  • Provide one of the most comprehensive property analysis in our market
  • Provide you with a preliminary Seller Net Proceeds Estimate
  • Discuss buyer targeting, marketing strategy and financing options
  • Provide "Preparation for Showing" suggestions and guidelines
  • Present the advantages of a 1-year home warranty with coverage for both buyer and seller
  • Suggest improvements to your property, if necessary
  • Share the impressive savings and convenience of our exclusive Concierge system
  • Discuss the advantages of working with me, my team and Coldwell Banker United
Week One:
  • Write feature copy for Marketing Department
  • Order a seller home warranty plan, if desired
  • Input your property into ACTRIS (the MLS) and Internet websites
  • Plan virtual tour by our office associates
  • Place a well-respected "For Sale" sign with Info Box in your yard
  • Provide full-color Information Box brochures
  • Distribute your property information to our 8 Austin area offices
  • Expose your property to my personal network of Austin area Realtors
Week Two:
  • Replenish Information Box brochures
  • Give you feedback from agents who have shown your property
  • Discuss holding an Open House for Realtors or the public
  • Give you feedback from the office tour of your property
  • Promote your property in our weekly office meeting
Week Three:
  • Update you as to the current marketing status
  • Call agents who have shown your property and provide you with feedback
  • Give you an update on current financing options
  • Suggest any necessary changes or improvements which should be made
Week Four:
  • Provide 30-day update on recent sales and current competition
  • Review buyer targeting and financing options
  • Provide you with feedback from agents who have shown your property
  • Determine if an adjustment in price or terms is needed
  • Evaluate marketing strategy (all reports, data and feedback)
Week Five:
  • Provide feedback from agents who have shown your property
  • Discuss having an Open House for the public
  • Write new copy for Marketing Department
  • Give you an update on current financing
Week Six:
  • Contact agents who have shown your property and provide feedback
  • Discuss holding an Open House for the public
  • Suggest improvements to your property, if necessary
Week Seven:
  • Update you with the current marketing efforts
  • Distribute your property info to my personal Realtor network
  • Provide you with feedback on showings
Week Eight:
  • Provide 30-day update on recent sales and current competition
  • Provide comprehensive review of marketing efforts
  • Provide you with feedback on showings
  • Determine if an adjustment in price or terms is indicated
  • Amend financing suggestions, if necessary
On a Continuous Basis:
  • Take advantage of calls on other Company listings to promote your property
  • Promote your property in our office meetings and to my network of agents
  • Include your property in any Relocation out of town presentations
  • Keep your highlight sheets current and in good supply

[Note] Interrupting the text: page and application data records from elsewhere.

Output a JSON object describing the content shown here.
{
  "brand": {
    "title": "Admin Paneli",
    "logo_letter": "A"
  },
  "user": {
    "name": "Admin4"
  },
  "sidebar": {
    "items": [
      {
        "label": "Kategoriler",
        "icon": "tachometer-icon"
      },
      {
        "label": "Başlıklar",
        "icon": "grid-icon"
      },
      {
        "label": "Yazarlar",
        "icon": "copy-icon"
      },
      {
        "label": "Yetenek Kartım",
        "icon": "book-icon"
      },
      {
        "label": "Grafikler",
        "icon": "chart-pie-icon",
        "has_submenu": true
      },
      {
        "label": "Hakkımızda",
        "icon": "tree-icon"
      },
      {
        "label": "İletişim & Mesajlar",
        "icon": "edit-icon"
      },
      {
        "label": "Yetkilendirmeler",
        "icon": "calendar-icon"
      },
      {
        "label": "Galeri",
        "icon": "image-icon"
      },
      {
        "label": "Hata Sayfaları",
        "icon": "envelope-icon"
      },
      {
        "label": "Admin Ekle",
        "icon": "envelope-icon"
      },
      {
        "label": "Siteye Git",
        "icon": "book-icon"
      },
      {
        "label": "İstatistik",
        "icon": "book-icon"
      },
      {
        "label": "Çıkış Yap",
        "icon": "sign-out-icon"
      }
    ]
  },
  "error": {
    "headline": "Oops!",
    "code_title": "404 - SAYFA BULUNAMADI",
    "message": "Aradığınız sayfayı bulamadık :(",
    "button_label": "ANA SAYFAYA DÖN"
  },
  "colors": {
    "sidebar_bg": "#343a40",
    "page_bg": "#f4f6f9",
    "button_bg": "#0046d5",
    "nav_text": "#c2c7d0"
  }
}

I will always be open to suggestions and new ideas to effectively market your property!
















Coldwell Banker™ is a registered trademark licensed to Coldwell Banker Real Estate LLC. An Equal Opportunity Company. Equal Housing Opportunity. Each office is independently owned and operated.